- EXERCISE DETAILS -
Every line in the data below that holds "name" should be found and copied.

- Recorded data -
◇ ◇ ◇ ◇

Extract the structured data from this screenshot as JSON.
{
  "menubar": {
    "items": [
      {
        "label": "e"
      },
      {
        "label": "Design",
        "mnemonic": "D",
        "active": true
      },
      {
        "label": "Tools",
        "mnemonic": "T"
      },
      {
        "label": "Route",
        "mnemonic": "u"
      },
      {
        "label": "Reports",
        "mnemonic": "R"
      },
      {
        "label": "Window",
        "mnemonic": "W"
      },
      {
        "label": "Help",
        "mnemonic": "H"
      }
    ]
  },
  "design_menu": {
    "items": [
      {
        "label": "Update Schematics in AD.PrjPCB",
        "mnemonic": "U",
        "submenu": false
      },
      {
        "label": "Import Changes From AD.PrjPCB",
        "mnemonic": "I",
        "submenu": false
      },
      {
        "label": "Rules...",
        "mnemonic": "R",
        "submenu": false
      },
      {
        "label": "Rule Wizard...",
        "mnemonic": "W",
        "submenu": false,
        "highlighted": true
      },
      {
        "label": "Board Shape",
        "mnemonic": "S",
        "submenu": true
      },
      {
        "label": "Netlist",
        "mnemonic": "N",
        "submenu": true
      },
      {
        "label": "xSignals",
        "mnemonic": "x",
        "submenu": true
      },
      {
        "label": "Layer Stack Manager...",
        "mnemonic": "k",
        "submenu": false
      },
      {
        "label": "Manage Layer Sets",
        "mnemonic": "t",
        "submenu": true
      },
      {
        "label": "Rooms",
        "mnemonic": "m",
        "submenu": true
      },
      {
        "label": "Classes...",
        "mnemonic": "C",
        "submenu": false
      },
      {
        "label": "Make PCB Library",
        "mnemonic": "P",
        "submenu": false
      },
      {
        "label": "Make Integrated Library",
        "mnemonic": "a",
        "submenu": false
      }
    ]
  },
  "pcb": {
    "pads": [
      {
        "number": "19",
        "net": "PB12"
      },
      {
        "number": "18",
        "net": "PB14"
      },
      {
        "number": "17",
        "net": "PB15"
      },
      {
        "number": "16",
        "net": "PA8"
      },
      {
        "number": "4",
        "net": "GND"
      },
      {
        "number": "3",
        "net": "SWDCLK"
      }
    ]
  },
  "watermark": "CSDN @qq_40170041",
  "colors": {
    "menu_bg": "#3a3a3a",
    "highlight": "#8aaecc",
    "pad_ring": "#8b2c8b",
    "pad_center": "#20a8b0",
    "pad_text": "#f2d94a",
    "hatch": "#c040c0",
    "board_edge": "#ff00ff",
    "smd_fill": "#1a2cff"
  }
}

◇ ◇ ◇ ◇

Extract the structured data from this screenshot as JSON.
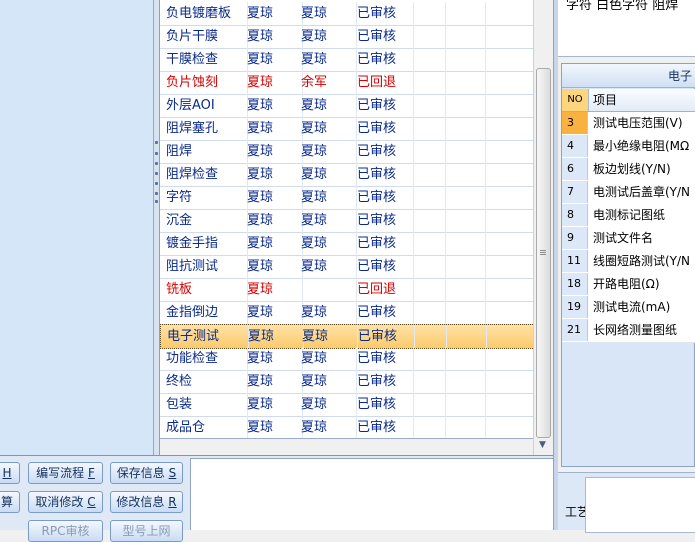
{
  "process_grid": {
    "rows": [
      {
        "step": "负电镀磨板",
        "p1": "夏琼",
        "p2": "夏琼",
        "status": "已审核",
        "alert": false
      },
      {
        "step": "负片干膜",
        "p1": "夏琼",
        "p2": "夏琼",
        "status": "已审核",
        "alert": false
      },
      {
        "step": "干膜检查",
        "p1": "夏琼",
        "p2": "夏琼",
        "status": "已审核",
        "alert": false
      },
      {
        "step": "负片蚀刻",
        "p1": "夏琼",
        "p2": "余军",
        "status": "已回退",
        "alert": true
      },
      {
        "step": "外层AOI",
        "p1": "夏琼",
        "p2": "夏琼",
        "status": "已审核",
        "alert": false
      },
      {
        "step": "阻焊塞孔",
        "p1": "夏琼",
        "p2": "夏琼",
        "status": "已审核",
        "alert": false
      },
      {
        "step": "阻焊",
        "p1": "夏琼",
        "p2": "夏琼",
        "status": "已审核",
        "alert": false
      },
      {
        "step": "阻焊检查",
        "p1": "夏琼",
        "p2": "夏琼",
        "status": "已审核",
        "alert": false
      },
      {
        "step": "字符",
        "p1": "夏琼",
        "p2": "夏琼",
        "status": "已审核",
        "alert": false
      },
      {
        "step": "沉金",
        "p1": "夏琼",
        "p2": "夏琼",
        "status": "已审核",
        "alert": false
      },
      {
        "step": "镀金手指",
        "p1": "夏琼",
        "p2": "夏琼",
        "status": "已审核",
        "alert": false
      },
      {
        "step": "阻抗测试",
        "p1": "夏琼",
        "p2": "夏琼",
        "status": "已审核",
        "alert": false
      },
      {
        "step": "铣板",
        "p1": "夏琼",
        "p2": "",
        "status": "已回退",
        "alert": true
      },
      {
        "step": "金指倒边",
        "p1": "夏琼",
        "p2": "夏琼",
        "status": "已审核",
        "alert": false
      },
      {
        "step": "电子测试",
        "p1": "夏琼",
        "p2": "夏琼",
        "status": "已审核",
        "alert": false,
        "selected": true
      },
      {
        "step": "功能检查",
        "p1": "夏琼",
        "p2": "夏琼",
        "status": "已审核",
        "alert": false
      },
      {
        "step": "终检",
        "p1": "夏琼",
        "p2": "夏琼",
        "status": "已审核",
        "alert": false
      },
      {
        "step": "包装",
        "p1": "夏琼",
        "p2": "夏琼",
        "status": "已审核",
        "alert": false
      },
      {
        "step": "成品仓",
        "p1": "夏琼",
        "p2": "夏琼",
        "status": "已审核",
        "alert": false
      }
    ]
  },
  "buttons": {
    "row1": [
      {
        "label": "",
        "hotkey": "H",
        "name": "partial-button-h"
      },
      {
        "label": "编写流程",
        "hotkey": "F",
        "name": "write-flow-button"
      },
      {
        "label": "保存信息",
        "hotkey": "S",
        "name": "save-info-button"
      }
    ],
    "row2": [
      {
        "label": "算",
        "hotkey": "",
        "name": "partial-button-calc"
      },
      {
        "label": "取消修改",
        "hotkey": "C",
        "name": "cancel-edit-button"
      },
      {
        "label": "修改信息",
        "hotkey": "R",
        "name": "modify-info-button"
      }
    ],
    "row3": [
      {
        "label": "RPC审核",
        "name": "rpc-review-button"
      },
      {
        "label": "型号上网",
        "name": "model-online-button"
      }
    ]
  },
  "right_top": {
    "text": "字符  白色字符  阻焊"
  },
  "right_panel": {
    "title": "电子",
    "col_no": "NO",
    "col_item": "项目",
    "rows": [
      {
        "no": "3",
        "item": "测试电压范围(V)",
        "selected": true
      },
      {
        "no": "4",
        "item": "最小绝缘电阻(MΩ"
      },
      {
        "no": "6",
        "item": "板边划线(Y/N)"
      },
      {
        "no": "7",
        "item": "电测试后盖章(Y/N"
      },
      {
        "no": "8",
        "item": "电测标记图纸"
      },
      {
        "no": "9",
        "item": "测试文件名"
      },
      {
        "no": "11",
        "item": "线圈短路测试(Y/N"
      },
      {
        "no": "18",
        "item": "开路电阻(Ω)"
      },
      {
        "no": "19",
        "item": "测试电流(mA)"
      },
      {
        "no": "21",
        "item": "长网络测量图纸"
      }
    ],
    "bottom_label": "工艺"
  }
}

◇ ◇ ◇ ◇

- OUTPUT OF THE TASK -
        "name": "partial-button-h"
        "name": "write-flow-button"
        "name": "save-info-button"
        "name": "partial-button-calc"
        "name": "cancel-edit-button"
        "name": "modify-info-button"
        "name": "rpc-review-button"
        "name": "model-online-button"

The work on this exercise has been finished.